Required action -
Everything in the records below except the images should be output exactly as written.
#### Dataset ####
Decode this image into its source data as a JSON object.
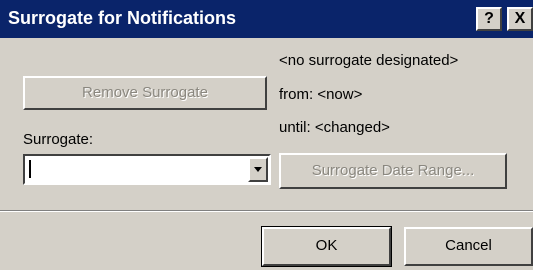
{
  "window": {
    "title": "Surrogate for Notifications",
    "help_button": "?",
    "close_button": "X"
  },
  "surrogate_info": {
    "status": "<no surrogate designated>",
    "from": "from: <now>",
    "until": "until: <changed>"
  },
  "buttons": {
    "remove_surrogate": "Remove Surrogate",
    "surrogate_date_range": "Surrogate Date Range...",
    "ok": "OK",
    "cancel": "Cancel"
  },
  "surrogate_field": {
    "label": "Surrogate:",
    "value": ""
  },
  "colors": {
    "title_bar": "#0a246a",
    "dialog_face": "#d4d0c8",
    "disabled_text": "#8a877f"
  },
  "icons": {
    "dropdown": "chevron-down-icon"
  }
}
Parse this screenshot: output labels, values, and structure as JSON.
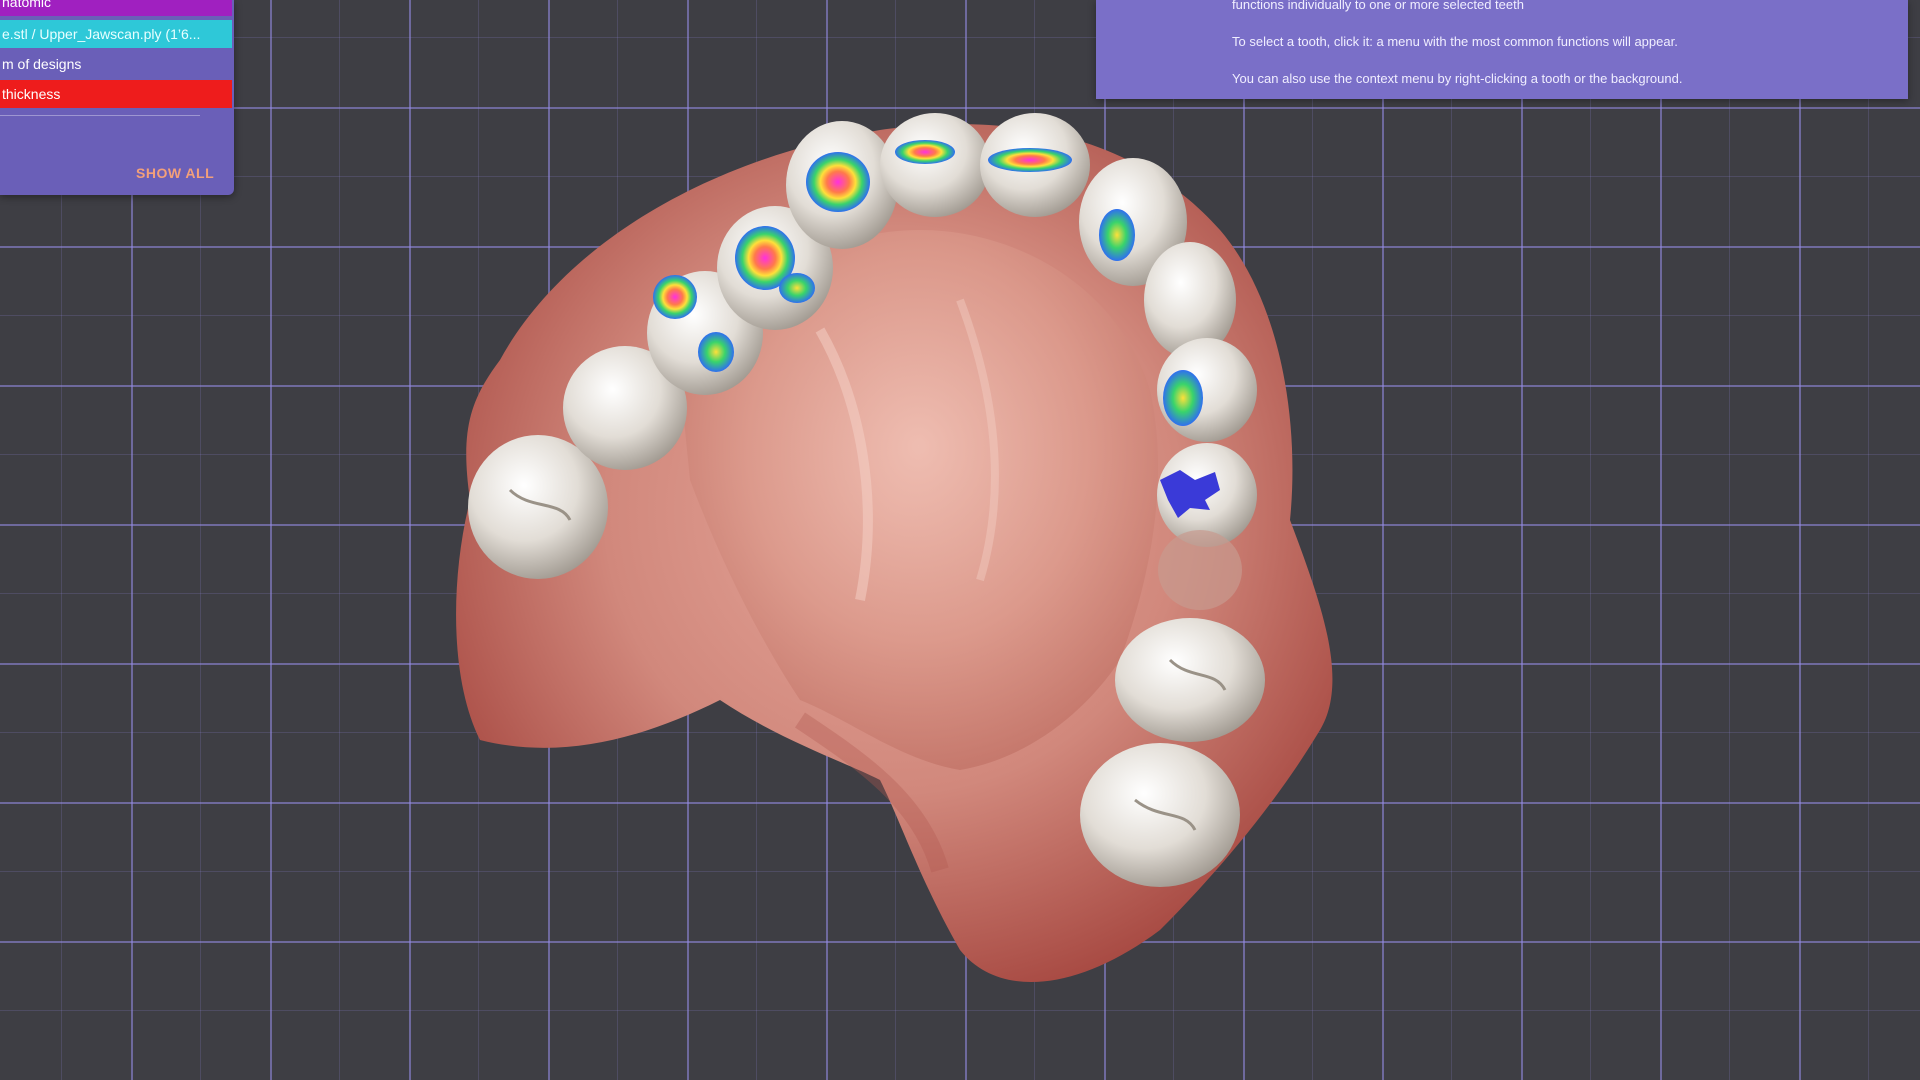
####
Your response -
Decode this image into its source data as a JSON object.
{
  "window": {
    "title": "Surrogate for Notifications",
    "help_button": "?",
    "close_button": "X"
  },
  "surrogate_info": {
    "status": "<no surrogate designated>",
    "from": "from: <now>",
    "until": "until: <changed>"
  },
  "buttons": {
    "remove_surrogate": "Remove Surrogate",
    "surrogate_date_range": "Surrogate Date Range...",
    "ok": "OK",
    "cancel": "Cancel"
  },
  "surrogate_field": {
    "label": "Surrogate:",
    "value": ""
  },
  "colors": {
    "title_bar": "#0a246a",
    "dialog_face": "#d4d0c8",
    "disabled_text": "#8a877f"
  },
  "icons": {
    "dropdown": "chevron-down-icon"
  }
}
Parse this screenshot: output labels, values, and structure as JSON.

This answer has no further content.